- **Description of the task**:
Reproduce all the data, character for character.

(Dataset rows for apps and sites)
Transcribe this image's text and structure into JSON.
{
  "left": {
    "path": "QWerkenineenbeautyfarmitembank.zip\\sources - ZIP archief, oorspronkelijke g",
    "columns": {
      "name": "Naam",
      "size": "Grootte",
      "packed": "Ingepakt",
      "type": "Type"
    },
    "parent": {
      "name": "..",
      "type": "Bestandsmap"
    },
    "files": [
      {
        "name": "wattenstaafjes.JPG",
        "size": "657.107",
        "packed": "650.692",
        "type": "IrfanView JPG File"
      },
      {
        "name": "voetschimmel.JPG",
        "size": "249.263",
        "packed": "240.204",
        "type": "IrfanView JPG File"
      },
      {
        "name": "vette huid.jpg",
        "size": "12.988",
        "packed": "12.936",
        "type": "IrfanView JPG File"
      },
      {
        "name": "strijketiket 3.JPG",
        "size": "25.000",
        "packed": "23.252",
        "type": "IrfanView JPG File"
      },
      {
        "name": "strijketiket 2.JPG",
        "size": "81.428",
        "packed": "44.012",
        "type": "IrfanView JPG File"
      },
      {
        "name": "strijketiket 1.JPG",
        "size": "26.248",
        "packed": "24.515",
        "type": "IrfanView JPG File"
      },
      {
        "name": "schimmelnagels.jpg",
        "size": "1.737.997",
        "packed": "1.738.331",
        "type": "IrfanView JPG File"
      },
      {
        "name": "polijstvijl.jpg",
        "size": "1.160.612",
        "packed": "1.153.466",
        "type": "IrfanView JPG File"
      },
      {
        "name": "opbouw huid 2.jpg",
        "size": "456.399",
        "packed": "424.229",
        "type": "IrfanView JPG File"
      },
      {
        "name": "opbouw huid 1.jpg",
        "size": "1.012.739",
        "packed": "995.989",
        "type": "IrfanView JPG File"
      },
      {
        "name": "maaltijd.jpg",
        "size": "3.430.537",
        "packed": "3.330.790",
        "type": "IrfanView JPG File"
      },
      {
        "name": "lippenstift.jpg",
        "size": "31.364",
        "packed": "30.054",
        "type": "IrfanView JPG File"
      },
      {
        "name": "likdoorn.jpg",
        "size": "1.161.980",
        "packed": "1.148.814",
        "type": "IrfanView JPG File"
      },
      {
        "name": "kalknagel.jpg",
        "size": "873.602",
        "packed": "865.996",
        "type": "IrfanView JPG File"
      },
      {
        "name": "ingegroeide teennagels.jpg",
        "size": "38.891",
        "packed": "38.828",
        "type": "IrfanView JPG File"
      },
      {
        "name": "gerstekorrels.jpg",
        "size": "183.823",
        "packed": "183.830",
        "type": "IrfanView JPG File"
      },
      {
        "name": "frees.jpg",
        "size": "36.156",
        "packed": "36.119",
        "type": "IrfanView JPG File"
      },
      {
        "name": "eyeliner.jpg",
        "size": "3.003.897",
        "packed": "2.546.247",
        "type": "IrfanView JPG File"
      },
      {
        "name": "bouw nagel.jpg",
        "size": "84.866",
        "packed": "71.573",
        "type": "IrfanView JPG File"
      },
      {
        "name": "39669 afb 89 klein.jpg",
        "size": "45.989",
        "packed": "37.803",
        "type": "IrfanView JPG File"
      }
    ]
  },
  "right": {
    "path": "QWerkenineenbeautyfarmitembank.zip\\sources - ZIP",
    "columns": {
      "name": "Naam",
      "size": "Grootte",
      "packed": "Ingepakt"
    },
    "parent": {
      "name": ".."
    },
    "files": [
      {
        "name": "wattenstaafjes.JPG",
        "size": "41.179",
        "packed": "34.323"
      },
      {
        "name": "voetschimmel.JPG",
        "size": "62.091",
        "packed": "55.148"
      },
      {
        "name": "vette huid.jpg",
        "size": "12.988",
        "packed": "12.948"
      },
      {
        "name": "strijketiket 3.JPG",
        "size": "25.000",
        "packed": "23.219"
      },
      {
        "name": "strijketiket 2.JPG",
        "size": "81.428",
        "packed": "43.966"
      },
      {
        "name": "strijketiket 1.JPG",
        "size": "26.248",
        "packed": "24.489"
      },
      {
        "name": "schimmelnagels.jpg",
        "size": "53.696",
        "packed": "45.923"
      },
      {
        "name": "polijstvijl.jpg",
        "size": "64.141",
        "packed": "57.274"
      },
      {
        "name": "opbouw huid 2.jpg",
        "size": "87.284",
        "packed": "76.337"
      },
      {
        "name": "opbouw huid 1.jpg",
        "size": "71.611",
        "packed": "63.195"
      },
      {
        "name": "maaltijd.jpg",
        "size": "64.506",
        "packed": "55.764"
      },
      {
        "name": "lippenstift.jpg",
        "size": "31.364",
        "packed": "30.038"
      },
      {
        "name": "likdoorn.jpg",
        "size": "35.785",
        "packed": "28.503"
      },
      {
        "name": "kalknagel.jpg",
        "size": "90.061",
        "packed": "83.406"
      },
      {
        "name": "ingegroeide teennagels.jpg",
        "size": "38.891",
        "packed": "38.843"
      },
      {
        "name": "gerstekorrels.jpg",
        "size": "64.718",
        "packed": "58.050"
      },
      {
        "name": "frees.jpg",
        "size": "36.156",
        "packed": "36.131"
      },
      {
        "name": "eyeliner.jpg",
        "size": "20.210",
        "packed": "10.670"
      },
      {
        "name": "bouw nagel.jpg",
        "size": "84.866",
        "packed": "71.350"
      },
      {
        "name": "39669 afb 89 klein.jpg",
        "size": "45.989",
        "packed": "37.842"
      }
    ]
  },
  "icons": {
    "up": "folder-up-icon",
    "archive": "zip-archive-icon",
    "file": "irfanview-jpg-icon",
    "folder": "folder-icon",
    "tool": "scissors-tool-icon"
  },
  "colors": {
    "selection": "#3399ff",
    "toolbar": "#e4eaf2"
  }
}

- **Solution**:
Transcribe this image's text and structure into JSON.
{
  "left": {
    "path": "QWerkenineenbeautyfarmitembank.zip\\sources - ZIP archief, oorspronkelijke g",
    "columns": {
      "name": "Naam",
      "size": "Grootte",
      "packed": "Ingepakt",
      "type": "Type"
    },
    "parent": {
      "name": "..",
      "type": "Bestandsmap"
    },
    "files": [
      {
        "name": "wattenstaafjes.JPG",
        "size": "657.107",
        "packed": "650.692",
        "type": "IrfanView JPG File"
      },
      {
        "name": "voetschimmel.JPG",
        "size": "249.263",
        "packed": "240.204",
        "type": "IrfanView JPG File"
      },
      {
        "name": "vette huid.jpg",
        "size": "12.988",
        "packed": "12.936",
        "type": "IrfanView JPG File"
      },
      {
        "name": "strijketiket 3.JPG",
        "size": "25.000",
        "packed": "23.252",
        "type": "IrfanView JPG File"
      },
      {
        "name": "strijketiket 2.JPG",
        "size": "81.428",
        "packed": "44.012",
        "type": "IrfanView JPG File"
      },
      {
        "name": "strijketiket 1.JPG",
        "size": "26.248",
        "packed": "24.515",
        "type": "IrfanView JPG File"
      },
      {
        "name": "schimmelnagels.jpg",
        "size": "1.737.997",
        "packed": "1.738.331",
        "type": "IrfanView JPG File"
      },
      {
        "name": "polijstvijl.jpg",
        "size": "1.160.612",
        "packed": "1.153.466",
        "type": "IrfanView JPG File"
      },
      {
        "name": "opbouw huid 2.jpg",
        "size": "456.399",
        "packed": "424.229",
        "type": "IrfanView JPG File"
      },
      {
        "name": "opbouw huid 1.jpg",
        "size": "1.012.739",
        "packed": "995.989",
        "type": "IrfanView JPG File"
      },
      {
        "name": "maaltijd.jpg",
        "size": "3.430.537",
        "packed": "3.330.790",
        "type": "IrfanView JPG File"
      },
      {
        "name": "lippenstift.jpg",
        "size": "31.364",
        "packed": "30.054",
        "type": "IrfanView JPG File"
      },
      {
        "name": "likdoorn.jpg",
        "size": "1.161.980",
        "packed": "1.148.814",
        "type": "IrfanView JPG File"
      },
      {
        "name": "kalknagel.jpg",
        "size": "873.602",
        "packed": "865.996",
        "type": "IrfanView JPG File"
      },
      {
        "name": "ingegroeide teennagels.jpg",
        "size": "38.891",
        "packed": "38.828",
        "type": "IrfanView JPG File"
      },
      {
        "name": "gerstekorrels.jpg",
        "size": "183.823",
        "packed": "183.830",
        "type": "IrfanView JPG File"
      },
      {
        "name": "frees.jpg",
        "size": "36.156",
        "packed": "36.119",
        "type": "IrfanView JPG File"
      },
      {
        "name": "eyeliner.jpg",
        "size": "3.003.897",
        "packed": "2.546.247",
        "type": "IrfanView JPG File"
      },
      {
        "name": "bouw nagel.jpg",
        "size": "84.866",
        "packed": "71.573",
        "type": "IrfanView JPG File"
      },
      {
        "name": "39669 afb 89 klein.jpg",
        "size": "45.989",
        "packed": "37.803",
        "type": "IrfanView JPG File"
      }
    ]
  },
  "right": {
    "path": "QWerkenineenbeautyfarmitembank.zip\\sources - ZIP",
    "columns": {
      "name": "Naam",
      "size": "Grootte",
      "packed": "Ingepakt"
    },
    "parent": {
      "name": ".."
    },
    "files": [
      {
        "name": "wattenstaafjes.JPG",
        "size": "41.179",
        "packed": "34.323"
      },
      {
        "name": "voetschimmel.JPG",
        "size": "62.091",
        "packed": "55.148"
      },
      {
        "name": "vette huid.jpg",
        "size": "12.988",
        "packed": "12.948"
      },
      {
        "name": "strijketiket 3.JPG",
        "size": "25.000",
        "packed": "23.219"
      },
      {
        "name": "strijketiket 2.JPG",
        "size": "81.428",
        "packed": "43.966"
      },
      {
        "name": "strijketiket 1.JPG",
        "size": "26.248",
        "packed": "24.489"
      },
      {
        "name": "schimmelnagels.jpg",
        "size": "53.696",
        "packed": "45.923"
      },
      {
        "name": "polijstvijl.jpg",
        "size": "64.141",
        "packed": "57.274"
      },
      {
        "name": "opbouw huid 2.jpg",
        "size": "87.284",
        "packed": "76.337"
      },
      {
        "name": "opbouw huid 1.jpg",
        "size": "71.611",
        "packed": "63.195"
      },
      {
        "name": "maaltijd.jpg",
        "size": "64.506",
        "packed": "55.764"
      },
      {
        "name": "lippenstift.jpg",
        "size": "31.364",
        "packed": "30.038"
      },
      {
        "name": "likdoorn.jpg",
        "size": "35.785",
        "packed": "28.503"
      },
      {
        "name": "kalknagel.jpg",
        "size": "90.061",
        "packed": "83.406"
      },
      {
        "name": "ingegroeide teennagels.jpg",
        "size": "38.891",
        "packed": "38.843"
      },
      {
        "name": "gerstekorrels.jpg",
        "size": "64.718",
        "packed": "58.050"
      },
      {
        "name": "frees.jpg",
        "size": "36.156",
        "packed": "36.131"
      },
      {
        "name": "eyeliner.jpg",
        "size": "20.210",
        "packed": "10.670"
      },
      {
        "name": "bouw nagel.jpg",
        "size": "84.866",
        "packed": "71.350"
      },
      {
        "name": "39669 afb 89 klein.jpg",
        "size": "45.989",
        "packed": "37.842"
      }
    ]
  },
  "icons": {
    "up": "folder-up-icon",
    "archive": "zip-archive-icon",
    "file": "irfanview-jpg-icon",
    "folder": "folder-icon",
    "tool": "scissors-tool-icon"
  },
  "colors": {
    "selection": "#3399ff",
    "toolbar": "#e4eaf2"
  }
}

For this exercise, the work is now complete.